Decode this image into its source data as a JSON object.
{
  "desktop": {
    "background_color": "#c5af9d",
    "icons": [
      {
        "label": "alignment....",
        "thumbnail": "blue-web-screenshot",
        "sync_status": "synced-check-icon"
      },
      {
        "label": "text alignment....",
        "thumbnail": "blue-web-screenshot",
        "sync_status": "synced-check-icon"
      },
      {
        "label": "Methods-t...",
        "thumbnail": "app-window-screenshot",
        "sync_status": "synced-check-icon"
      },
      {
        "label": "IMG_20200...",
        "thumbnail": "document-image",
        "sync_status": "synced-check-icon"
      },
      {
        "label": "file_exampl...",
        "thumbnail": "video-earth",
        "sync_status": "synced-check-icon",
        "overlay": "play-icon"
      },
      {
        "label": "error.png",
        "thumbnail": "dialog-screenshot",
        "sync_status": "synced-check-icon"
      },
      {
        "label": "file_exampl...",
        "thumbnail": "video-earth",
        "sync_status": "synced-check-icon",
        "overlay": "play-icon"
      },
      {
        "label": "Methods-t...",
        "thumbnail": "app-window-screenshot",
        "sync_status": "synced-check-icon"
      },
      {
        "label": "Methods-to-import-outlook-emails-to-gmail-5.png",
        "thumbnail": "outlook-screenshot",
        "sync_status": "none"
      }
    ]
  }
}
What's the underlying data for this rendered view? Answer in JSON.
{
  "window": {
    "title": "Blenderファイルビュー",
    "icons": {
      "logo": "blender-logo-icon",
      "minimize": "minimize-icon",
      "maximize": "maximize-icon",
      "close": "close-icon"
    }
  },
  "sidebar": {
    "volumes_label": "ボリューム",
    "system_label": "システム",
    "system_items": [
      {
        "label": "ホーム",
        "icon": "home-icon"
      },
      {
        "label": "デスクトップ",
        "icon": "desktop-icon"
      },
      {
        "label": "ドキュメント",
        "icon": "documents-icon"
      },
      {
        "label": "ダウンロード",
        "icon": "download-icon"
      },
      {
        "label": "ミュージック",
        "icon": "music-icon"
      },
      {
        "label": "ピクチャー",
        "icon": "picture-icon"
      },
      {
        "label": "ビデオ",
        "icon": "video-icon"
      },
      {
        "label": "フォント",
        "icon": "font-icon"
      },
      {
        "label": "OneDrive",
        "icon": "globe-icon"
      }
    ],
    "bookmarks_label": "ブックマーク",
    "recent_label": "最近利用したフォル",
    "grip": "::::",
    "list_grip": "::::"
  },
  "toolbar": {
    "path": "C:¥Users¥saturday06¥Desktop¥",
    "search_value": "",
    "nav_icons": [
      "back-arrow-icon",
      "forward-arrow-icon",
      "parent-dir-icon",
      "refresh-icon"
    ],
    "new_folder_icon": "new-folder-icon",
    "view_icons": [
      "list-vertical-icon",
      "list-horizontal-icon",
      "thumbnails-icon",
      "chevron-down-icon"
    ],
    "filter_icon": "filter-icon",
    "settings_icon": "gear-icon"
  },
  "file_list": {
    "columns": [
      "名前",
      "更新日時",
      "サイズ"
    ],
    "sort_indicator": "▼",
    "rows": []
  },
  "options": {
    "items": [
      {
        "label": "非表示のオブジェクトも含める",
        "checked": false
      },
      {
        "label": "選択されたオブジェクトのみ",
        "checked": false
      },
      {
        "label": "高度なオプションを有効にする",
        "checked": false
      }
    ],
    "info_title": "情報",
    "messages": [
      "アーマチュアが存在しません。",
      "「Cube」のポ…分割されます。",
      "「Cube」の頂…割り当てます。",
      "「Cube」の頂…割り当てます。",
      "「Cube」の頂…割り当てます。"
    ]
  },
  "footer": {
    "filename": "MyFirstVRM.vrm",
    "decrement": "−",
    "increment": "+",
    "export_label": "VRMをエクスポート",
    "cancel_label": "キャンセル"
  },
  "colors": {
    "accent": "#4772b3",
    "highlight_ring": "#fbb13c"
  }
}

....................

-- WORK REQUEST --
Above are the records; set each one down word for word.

-- SOLUTION FOR THIS TASK --
Decode this image into its source data as a JSON object.
{
  "desktop": {
    "background_color": "#c5af9d",
    "icons": [
      {
        "label": "alignment....",
        "thumbnail": "blue-web-screenshot",
        "sync_status": "synced-check-icon"
      },
      {
        "label": "text alignment....",
        "thumbnail": "blue-web-screenshot",
        "sync_status": "synced-check-icon"
      },
      {
        "label": "Methods-t...",
        "thumbnail": "app-window-screenshot",
        "sync_status": "synced-check-icon"
      },
      {
        "label": "IMG_20200...",
        "thumbnail": "document-image",
        "sync_status": "synced-check-icon"
      },
      {
        "label": "file_exampl...",
        "thumbnail": "video-earth",
        "sync_status": "synced-check-icon",
        "overlay": "play-icon"
      },
      {
        "label": "error.png",
        "thumbnail": "dialog-screenshot",
        "sync_status": "synced-check-icon"
      },
      {
        "label": "file_exampl...",
        "thumbnail": "video-earth",
        "sync_status": "synced-check-icon",
        "overlay": "play-icon"
      },
      {
        "label": "Methods-t...",
        "thumbnail": "app-window-screenshot",
        "sync_status": "synced-check-icon"
      },
      {
        "label": "Methods-to-import-outlook-emails-to-gmail-5.png",
        "thumbnail": "outlook-screenshot",
        "sync_status": "none"
      }
    ]
  }
}
What's the underlying data for this rendered view? Answer in JSON.
{
  "window": {
    "title": "Blenderファイルビュー",
    "icons": {
      "logo": "blender-logo-icon",
      "minimize": "minimize-icon",
      "maximize": "maximize-icon",
      "close": "close-icon"
    }
  },
  "sidebar": {
    "volumes_label": "ボリューム",
    "system_label": "システム",
    "system_items": [
      {
        "label": "ホーム",
        "icon": "home-icon"
      },
      {
        "label": "デスクトップ",
        "icon": "desktop-icon"
      },
      {
        "label": "ドキュメント",
        "icon": "documents-icon"
      },
      {
        "label": "ダウンロード",
        "icon": "download-icon"
      },
      {
        "label": "ミュージック",
        "icon": "music-icon"
      },
      {
        "label": "ピクチャー",
        "icon": "picture-icon"
      },
      {
        "label": "ビデオ",
        "icon": "video-icon"
      },
      {
        "label": "フォント",
        "icon": "font-icon"
      },
      {
        "label": "OneDrive",
        "icon": "globe-icon"
      }
    ],
    "bookmarks_label": "ブックマーク",
    "recent_label": "最近利用したフォル",
    "grip": "::::",
    "list_grip": "::::"
  },
  "toolbar": {
    "path": "C:¥Users¥saturday06¥Desktop¥",
    "search_value": "",
    "nav_icons": [
      "back-arrow-icon",
      "forward-arrow-icon",
      "parent-dir-icon",
      "refresh-icon"
    ],
    "new_folder_icon": "new-folder-icon",
    "view_icons": [
      "list-vertical-icon",
      "list-horizontal-icon",
      "thumbnails-icon",
      "chevron-down-icon"
    ],
    "filter_icon": "filter-icon",
    "settings_icon": "gear-icon"
  },
  "file_list": {
    "columns": [
      "名前",
      "更新日時",
      "サイズ"
    ],
    "sort_indicator": "▼",
    "rows": []
  },
  "options": {
    "items": [
      {
        "label": "非表示のオブジェクトも含める",
        "checked": false
      },
      {
        "label": "選択されたオブジェクトのみ",
        "checked": false
      },
      {
        "label": "高度なオプションを有効にする",
        "checked": false
      }
    ],
    "info_title": "情報",
    "messages": [
      "アーマチュアが存在しません。",
      "「Cube」のポ…分割されます。",
      "「Cube」の頂…割り当てます。",
      "「Cube」の頂…割り当てます。",
      "「Cube」の頂…割り当てます。"
    ]
  },
  "footer": {
    "filename": "MyFirstVRM.vrm",
    "decrement": "−",
    "increment": "+",
    "export_label": "VRMをエクスポート",
    "cancel_label": "キャンセル"
  },
  "colors": {
    "accent": "#4772b3",
    "highlight_ring": "#fbb13c"
  }
}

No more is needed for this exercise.